“They will effectively work on [solving] other countries’ problems.”
Alice Hoe, a candidate for a PhD in sociology at U of T, knows how access to the right data can shed light on important social and economic issues. She estimates she spent more than 1,000 hours in the U of T data centre studying labour and income data. Her research is focused on understanding how new immigrants to Canada fare in the job market – a subject she was drawn to after watching her university-educated parents struggle upon arriving in Canada from Taiwan.
“Basically what I’ve found is immigrants are more likely to be in bad jobs, and once they’re in these bad jobs, they’re more likely to stay in them than Canadians who are born here,” Hoe said in an interview earlier this week. “They are also more likely to fall out of employment.”
Economic underperformance among new Canadians is not a new phenomenon. But the situation appears to be getting worse, according to Hoe. She said the problem is tied to a shift in immigration patterns away from Europe toward Asia, Africa and Latin America, suggesting language issues, racial discrimination and challenges associated with the recognition of foreign education and professional credentials are all playing a role.
However, Hoe said it’s become increasingly difficult to get an accurate picture of how new Canadians are faring in the workplace because the survey she relied upon to do her research – the Survey of Labour and Income Dynamics – was scrapped in 2011 and replaced with one that focuses on income.
“You wouldn’t know whether they have access to health and pension benefits, whether they’re unionized with collective bargaining,” said Hoe.
Alice Hoe is a PhD candidate in sociology at U of T. She's spent over 1,000 hours in U of T's research data centre to determine how new immigrants are faring in the Canadian economy (photo by Chris Sorensen)
Maripier Isabelle is a PhD candidate in U of T’s economics department, a fellow at the Canadian Centre for Health Economics and a junior fellow at Massey College. Her research focuses on the long-term impacts of C-section births on children’s health outcomes, and whether it adds to the costs associated with rising C-section rates in Canada. Her preliminary results suggest there may be a link between C-section births and certain health outcomes, including with children who must regularly take prescription medication for conditions like asthma.
“What I really wanted to accomplish with my research is to inform Canadian public policy,” Isabelle told the roundtable.
Isabelle added that her research would benefit greatly from the addition of administrative health data, which documents a wider variety of health outcomes and doesn’t suffer from the imprecision associated with self-reported survey data.
Hoe and Isabelle were joined by Grant Gibson, a PhD student at McMaster University whose research tries to measure inequality in Canada and whether the methods used to remedy it are working.

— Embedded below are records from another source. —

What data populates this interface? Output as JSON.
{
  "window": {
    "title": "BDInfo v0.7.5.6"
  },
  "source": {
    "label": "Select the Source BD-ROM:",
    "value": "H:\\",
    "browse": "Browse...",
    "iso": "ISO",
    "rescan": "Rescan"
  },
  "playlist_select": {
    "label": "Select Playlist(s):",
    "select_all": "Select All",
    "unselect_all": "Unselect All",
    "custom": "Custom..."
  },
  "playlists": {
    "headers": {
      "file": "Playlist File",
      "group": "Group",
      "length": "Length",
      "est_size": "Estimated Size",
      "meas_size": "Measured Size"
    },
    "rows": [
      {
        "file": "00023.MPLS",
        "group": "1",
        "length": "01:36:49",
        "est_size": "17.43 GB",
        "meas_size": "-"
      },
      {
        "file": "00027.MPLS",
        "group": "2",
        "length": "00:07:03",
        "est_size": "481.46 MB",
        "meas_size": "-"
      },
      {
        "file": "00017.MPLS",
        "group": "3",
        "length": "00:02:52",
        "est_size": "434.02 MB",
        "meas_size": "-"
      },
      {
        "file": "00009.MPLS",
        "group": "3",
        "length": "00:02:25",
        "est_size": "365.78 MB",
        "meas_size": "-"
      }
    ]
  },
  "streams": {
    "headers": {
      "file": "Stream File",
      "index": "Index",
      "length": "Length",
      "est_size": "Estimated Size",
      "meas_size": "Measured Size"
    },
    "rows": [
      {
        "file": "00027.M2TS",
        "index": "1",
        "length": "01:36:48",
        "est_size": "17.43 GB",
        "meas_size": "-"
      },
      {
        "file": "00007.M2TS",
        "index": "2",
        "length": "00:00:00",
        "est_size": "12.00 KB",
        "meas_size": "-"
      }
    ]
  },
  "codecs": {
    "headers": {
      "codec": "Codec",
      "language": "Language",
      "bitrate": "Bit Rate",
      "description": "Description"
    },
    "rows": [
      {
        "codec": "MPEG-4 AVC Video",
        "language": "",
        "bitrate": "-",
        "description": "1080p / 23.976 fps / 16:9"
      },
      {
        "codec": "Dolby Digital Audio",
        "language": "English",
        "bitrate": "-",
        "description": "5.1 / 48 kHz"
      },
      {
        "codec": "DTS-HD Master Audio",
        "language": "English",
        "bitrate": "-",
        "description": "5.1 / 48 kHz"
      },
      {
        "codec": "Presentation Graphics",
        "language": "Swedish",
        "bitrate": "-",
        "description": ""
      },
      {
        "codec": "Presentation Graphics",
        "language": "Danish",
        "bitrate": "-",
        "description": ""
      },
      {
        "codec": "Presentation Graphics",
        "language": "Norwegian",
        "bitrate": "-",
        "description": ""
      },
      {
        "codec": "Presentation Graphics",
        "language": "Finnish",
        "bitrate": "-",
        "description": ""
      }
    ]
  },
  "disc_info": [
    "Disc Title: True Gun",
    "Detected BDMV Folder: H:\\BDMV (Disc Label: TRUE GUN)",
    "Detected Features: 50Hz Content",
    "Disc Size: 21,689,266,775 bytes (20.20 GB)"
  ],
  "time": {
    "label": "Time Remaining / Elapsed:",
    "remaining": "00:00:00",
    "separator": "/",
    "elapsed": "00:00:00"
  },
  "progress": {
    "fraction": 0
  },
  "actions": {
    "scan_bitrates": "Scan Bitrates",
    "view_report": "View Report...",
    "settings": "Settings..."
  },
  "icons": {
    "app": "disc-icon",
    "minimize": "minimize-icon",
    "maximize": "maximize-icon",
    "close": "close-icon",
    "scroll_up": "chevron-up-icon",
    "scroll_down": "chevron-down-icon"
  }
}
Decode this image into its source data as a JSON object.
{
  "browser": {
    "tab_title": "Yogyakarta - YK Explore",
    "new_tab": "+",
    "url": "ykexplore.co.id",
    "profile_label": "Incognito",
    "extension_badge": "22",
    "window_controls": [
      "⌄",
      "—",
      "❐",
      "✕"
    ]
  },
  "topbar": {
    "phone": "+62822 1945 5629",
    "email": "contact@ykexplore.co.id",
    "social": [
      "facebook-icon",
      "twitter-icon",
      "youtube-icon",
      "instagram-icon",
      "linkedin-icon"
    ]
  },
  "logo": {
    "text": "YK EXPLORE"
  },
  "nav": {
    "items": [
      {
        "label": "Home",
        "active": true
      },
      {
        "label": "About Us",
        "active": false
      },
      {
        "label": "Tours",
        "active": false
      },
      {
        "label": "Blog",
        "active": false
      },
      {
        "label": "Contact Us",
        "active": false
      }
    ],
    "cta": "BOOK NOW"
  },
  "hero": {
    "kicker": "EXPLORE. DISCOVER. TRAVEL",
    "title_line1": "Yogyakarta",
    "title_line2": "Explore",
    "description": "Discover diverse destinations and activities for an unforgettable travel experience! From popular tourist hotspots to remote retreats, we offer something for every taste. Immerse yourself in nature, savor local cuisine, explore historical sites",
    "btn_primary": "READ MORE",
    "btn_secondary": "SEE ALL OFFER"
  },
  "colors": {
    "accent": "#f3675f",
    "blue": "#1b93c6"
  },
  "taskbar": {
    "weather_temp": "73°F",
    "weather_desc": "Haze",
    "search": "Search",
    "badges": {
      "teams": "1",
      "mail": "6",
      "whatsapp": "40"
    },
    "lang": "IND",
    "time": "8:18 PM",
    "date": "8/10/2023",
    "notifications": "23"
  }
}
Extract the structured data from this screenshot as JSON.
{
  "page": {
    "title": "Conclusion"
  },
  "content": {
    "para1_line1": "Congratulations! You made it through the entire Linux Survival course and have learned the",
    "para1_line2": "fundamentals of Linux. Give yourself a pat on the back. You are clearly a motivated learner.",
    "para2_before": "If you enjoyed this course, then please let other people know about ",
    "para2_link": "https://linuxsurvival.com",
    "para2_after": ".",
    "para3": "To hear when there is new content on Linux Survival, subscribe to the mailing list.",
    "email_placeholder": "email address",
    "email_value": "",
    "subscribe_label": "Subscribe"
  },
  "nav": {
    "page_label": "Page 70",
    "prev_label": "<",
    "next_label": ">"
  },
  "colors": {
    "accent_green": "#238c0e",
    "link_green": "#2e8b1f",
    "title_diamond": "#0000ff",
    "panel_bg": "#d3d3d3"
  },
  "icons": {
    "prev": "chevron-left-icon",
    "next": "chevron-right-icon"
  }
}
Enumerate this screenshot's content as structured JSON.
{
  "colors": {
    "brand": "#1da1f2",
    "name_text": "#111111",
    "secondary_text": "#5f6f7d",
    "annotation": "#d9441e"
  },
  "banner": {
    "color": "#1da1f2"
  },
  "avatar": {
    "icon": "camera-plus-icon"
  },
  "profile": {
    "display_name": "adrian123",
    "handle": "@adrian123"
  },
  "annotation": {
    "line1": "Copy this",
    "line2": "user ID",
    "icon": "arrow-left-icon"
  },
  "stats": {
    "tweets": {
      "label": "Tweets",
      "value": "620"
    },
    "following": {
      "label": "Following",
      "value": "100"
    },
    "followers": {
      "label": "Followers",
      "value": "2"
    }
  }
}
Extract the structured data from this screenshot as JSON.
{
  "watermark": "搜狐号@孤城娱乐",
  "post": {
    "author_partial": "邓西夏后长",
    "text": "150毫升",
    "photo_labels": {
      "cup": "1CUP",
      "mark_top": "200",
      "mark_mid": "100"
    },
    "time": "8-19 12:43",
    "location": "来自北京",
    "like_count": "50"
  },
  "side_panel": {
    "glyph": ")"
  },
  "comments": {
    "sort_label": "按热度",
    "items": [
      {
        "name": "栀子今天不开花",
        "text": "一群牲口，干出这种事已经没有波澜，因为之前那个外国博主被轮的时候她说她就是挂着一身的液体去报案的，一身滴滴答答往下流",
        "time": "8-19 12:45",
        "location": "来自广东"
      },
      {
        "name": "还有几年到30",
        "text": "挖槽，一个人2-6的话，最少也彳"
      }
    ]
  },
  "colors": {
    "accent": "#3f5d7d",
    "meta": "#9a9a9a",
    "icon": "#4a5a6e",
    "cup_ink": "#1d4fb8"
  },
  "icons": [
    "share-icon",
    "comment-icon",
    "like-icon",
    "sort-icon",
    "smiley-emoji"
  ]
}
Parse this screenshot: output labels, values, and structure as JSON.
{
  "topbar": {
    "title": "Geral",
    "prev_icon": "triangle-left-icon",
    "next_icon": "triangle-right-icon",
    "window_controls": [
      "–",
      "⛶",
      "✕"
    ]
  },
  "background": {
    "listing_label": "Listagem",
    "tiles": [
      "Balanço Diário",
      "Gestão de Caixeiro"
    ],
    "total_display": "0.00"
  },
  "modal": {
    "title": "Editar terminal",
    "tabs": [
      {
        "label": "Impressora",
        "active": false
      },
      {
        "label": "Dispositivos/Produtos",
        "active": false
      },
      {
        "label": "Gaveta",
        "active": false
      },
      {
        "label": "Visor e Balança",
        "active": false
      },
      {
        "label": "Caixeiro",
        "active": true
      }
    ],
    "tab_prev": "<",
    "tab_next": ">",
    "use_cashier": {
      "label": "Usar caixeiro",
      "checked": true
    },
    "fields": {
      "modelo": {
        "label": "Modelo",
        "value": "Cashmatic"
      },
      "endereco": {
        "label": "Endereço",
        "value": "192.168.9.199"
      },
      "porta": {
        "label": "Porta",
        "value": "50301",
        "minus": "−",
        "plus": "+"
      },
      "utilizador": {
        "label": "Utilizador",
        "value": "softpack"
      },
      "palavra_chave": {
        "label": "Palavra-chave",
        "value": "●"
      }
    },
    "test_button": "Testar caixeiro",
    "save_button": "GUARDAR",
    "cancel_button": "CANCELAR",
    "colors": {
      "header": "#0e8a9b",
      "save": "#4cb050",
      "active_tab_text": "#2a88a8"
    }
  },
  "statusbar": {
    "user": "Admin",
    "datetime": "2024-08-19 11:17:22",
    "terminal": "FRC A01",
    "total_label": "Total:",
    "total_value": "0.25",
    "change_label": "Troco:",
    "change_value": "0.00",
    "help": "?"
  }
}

The roots of Canada’s network of research data centres can be traced to 1998, when a federal task force recommended university researchers be given access to Statistics Canada’s more detailed microdata files.
The CRDCN receives funding from the Social Sciences and Humanities Research Council, the Canada Foundation for Innovation and the Canadian Institutes of Health Research.